Seven years ago, the United Nations’ agency tasked with preventing pollution caused by the shipping industry declared its intention to put a global cap on poisonous emissions by limiting the amount of sulfur to be allowed in marine fuels. The time has come for the IMO to lead the industry forward, as it meets this month to vote on a date to enforce its cap.
Sulphur oxide (SOx) emissions from ship exhausts sicken and cause the premature death of tens of thousands of people each year, studies agree, mainly from cancer and heart and lung diseases. Using fuel with a lower sulfur content, or deploying technology to scrub exhausts, would lower the human toll. That is reason enough to cap emissions.
Most ships run on high-sulfur bunker fuel because it is cheaper. Marine fuel contains about 3,500 times the amount of sulfur as that for cars.
The result is that one large vessel – in one day – can emit more SOx than all the new cars that come onto world’s roads in one year. Large ships consume up to 100 tons a day at sea. One large vessel, then, can produce as much SOx in one day as would 75 million diesel cars.
To put that in perspective, worldwide, about 73 million new petrol and diesel cars were produced last year, and today, almost 100,000 vessels of various kinds are estimated to be on the high seas.

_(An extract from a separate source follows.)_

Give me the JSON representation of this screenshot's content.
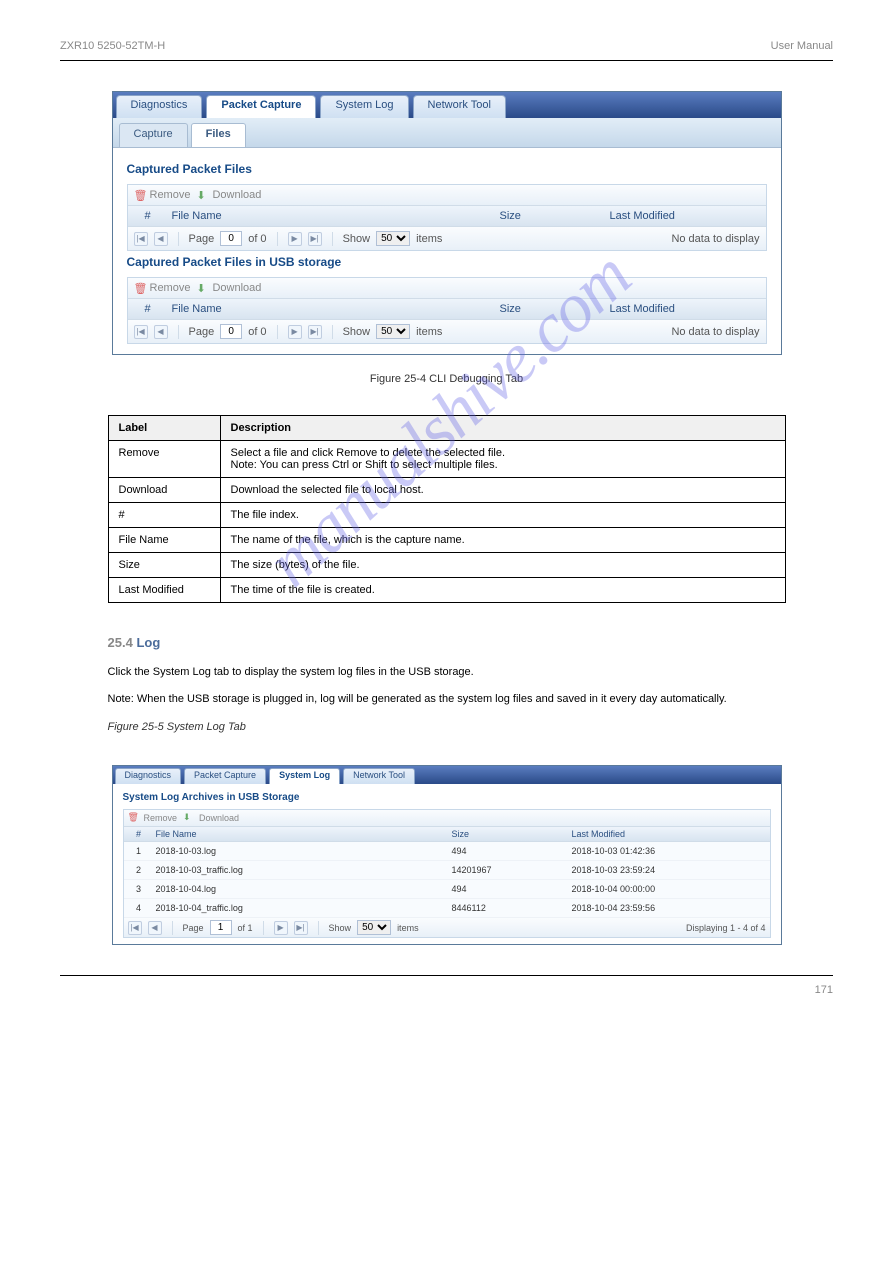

The IMO has a choice: either to enforce its cap in 2020 or to postpone it until 2025. It would risk falling out of step with other multinational efforts to control emissions should it grant those opposed to the cap a stay of almost another decade.
Responsibility for the control of all shipping emissions falls in the lap of the IMO, rather than be included in government pacts such as the Paris Agreement on Climate Change, because shipping is a global activity, and it would be complicated to allocate emissions targets to nations. It was for this reason that any control of carbon dioxide emissions from ships was excluded from the 2015 Paris accord – a move described by the European Union’s Climate Commissioner, Miguel Arias Canete, as "a step backwards."

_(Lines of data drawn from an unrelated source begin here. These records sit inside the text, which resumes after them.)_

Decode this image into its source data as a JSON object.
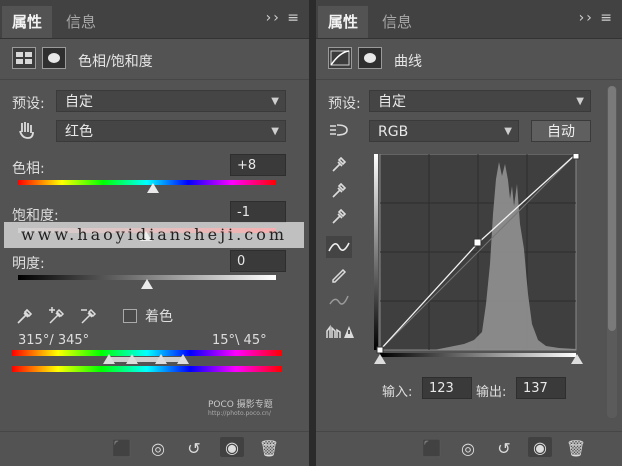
{
  "left_panel": {
    "tab_active": "属性",
    "tab_inactive": "信息",
    "menu_glyphs": "›› ≡",
    "adjustment_title": "色相/饱和度",
    "preset_label": "预设:",
    "preset_value": "自定",
    "channel_value": "红色",
    "hue_label": "色相:",
    "hue_value": "+8",
    "hue_level": 8,
    "saturation_label": "饱和度:",
    "saturation_value": "-1",
    "saturation_level": -1,
    "lightness_label": "明度:",
    "lightness_value": "0",
    "lightness_level": 0,
    "colorize_label": "着色",
    "range_left": "315°/ 345°",
    "range_right": "15°\\ 45°"
  },
  "right_panel": {
    "tab_active": "属性",
    "tab_inactive": "信息",
    "menu_glyphs": "›› ≡",
    "adjustment_title": "曲线",
    "preset_label": "预设:",
    "preset_value": "自定",
    "channel_value": "RGB",
    "auto_button": "自动",
    "input_label": "输入:",
    "input_value": "123",
    "output_label": "输出:",
    "output_value": "137"
  },
  "watermark_text": "www.haoyidiansheji.com",
  "poco_brand": "POCO 摄影专题",
  "poco_url": "http://photo.poco.cn/",
  "footer_icons": [
    "clip-to-layer-icon",
    "view-previous-icon",
    "reset-icon",
    "visibility-eye-icon",
    "trash-icon"
  ]
}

Since then, the world’s two largest emitters, China and the United States, ratified the climate change agreement. Other countries followed, and it will now come into force on November 4. The IMO should heed this lead and implement the plan to reduce SOx emissions by 2020 that it has long had in place.
Ship emissions impact people’s health, and, with global warming, our ability to grow enough food. While the monetary cost of emissions control is of primary importance to the industry, the global impact of emissions cannot be ignored.
The change being asked of shipping companies is to reduce the sulfur content of the fuel they use when steaming in open waters from 3.5 to 0.5 percent. North America and parts of Europe already demand that ships use fuel with a sulfur content of 0.1 percent or less when sailing within their shores. Higher-grade, low-sulfur fuels are, of course, more expensive. Today’s oil prices are comparatively low. They could rise, adding to the troubles faced by an industry that is drowning in overcapacity, and which recently forced Hanjin, one of the world’s largest shipping companies, under.
The point of mandating the use of lower sulfur fuels is not to force shipping companies to pay more at the pump. It is to reduce the deadly impact of SOx emissions. Even the International Chamber of Shipping, the industry’s trade body, points out that the IMO’s decision on when to implement its lower sulfur cap is meant to focus on the availability of compliant fuel, rather than take account of its purchase price.
Still, the industry will have alternatives. Exhaust scrubbers that virtually eliminate SOx emissions from even cheap, high-sulfur fuels, are improving. Scrubber units are getting smaller and easier to install, more efficient, and cheaper to use and buy. While scrubbers have installation and operational costs, companies can, over time, recoup that outlay from still being able to buy cheaper, lower-grade fuel.
The IMO says its regulations should be “universally adopted and universally implemented,” putting no one company at a disadvantage. Putting a stop to any industry practice that causes unacceptable human and environmental damage should give no one pause. The time has come for a lower global cap on SOx, and the IMO should move ahead without delay.
Thomas Koniordos is Head of Business Line Environmental Solutions for Yara International.
The opinions expressed herein are the author's and not necessarily those of The Maritime Executive.